Great powers correspond to great responsibilities.
This could be said to simplify an argument that has nothing simple: the consequences of the advent of quantum computing.
Although large-scale quantum computers are not yet commercially available, the launch of quantum cybersecurity solutions is already becoming necessary. This is because a malicious entity can acquire secure communications of interest today. So when large-scale quantum computers are available, that vast computing power could be used to break encryption and learn about those communications.
What are the real risks?
It doesn’t matter how long it will take before you see it commercialized. Cybersecurity is already a priority for those who have been dealing with the topic for years such as Jonathan Katz, cryptography expert and IEEE member. The fear is in fact that one day extremely powerful computing systems that exploit the properties of quantum mechanics could reach the unthinkable and obliterate the current encryption methods on which the Internet depends for security. It is inevitable according to Katz that a large number of vulnerabilities will be introduced unintentionally into the software as the process unfolds. Whenever software is modified on a large scale, vulnerabilities will tend to creep in.
The first solution.
In this regard, cryptography specialists have set to work in tandem with the National Institute of Standards and Technology. This post-quantum cryptography activity began in 2016 and began to bear fruit in July. In fact, four algorithms have been announced that the agency aims to use as the basis for the new strong quantum encryption method. The algorithm that will provide secure web access is known as CRYSTALS-Kyber (some experts refer to it as Kyber). The three remaining algorithms will come into play for identity verification during digital exchanges.
Now it is “simple” to deploy on Kyber systems to allow HTTPS secure web browsing.
And it is already very likely that there will be, as has always been the case, a variety of flaws in the code introduced during the software engineering process.
Software developers have had decades to figure out how to properly implement existing forms of cryptography, such as RSA. It is very likely to see a variety of flaws in the code introduced during the software engineering process.
Why it’s so important to start decades earlier.
Once the resistant quantum algorithms are implemented, that’s when the work for companies will begin. And this will probably be the hardest part of all.
Hardware, operating systems and software will all need updates to enable the new quantum-proof encryption methods.
Preparing for this post-quantum future is very complex, especially for large organizations with a lot of workers and data inside them. The process will require making an inventory of everything they use that uses cryptography. This is no small task.
The computer industry feels a great deal of urgency in the development of cybersecurity. In part, this is because no one knows when the encryption threat might emerge.
It is not known with certainty how far in advance the problem of resistant cryptography is being dealt with, however, the concern is never too much and since it is a universe that could manifest itself in three or twenty years the risks are really unimaginable, the concern it is never too much and inaction is not an advisable way.
- Some applications to business of Quantum Computing
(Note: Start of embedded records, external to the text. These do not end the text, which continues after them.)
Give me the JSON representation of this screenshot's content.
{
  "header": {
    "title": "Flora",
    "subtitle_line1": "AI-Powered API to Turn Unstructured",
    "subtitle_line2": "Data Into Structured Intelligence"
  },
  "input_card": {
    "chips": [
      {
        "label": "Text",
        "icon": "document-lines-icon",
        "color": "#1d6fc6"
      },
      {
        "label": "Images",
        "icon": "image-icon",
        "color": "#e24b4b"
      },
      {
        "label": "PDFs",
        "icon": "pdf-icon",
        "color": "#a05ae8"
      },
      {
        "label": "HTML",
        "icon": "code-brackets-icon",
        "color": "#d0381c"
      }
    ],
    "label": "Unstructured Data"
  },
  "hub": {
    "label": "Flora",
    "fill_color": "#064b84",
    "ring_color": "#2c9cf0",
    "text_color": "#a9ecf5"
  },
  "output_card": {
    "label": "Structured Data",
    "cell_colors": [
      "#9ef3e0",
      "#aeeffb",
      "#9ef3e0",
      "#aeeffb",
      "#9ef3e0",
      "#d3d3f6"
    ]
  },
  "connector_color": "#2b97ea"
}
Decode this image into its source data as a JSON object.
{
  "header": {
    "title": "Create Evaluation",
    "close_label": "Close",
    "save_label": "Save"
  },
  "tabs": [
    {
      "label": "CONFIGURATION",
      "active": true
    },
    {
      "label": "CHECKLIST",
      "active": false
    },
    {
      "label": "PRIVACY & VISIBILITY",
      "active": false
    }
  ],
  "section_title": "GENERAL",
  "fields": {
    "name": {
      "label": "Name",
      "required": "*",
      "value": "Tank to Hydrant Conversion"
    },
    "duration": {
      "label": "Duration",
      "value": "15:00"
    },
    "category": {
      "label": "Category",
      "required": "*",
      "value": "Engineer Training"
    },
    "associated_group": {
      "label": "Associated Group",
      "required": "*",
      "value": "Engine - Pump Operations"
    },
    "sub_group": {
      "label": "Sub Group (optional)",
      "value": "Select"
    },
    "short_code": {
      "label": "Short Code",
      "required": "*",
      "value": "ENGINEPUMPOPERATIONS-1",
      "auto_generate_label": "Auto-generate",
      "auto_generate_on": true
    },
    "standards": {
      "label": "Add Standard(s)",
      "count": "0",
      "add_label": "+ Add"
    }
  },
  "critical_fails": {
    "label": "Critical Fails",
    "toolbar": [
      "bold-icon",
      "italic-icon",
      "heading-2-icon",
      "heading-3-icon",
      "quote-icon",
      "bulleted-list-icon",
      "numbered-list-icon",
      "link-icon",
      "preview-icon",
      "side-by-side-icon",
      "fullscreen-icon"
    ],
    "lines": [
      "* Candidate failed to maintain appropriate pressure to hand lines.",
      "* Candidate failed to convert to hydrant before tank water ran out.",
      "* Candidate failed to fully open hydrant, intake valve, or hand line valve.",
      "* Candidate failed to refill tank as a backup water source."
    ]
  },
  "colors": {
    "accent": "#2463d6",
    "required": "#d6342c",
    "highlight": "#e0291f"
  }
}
- Quantum memristor, when artificial intelligence joins quantum computing.
- Silicon quantum chips have exceeded 99% accuracy
If you want to know more about Quantum Computing, enroll now in the School of Disruption Quantum Computing Basics course held by professor Francesco Sisini.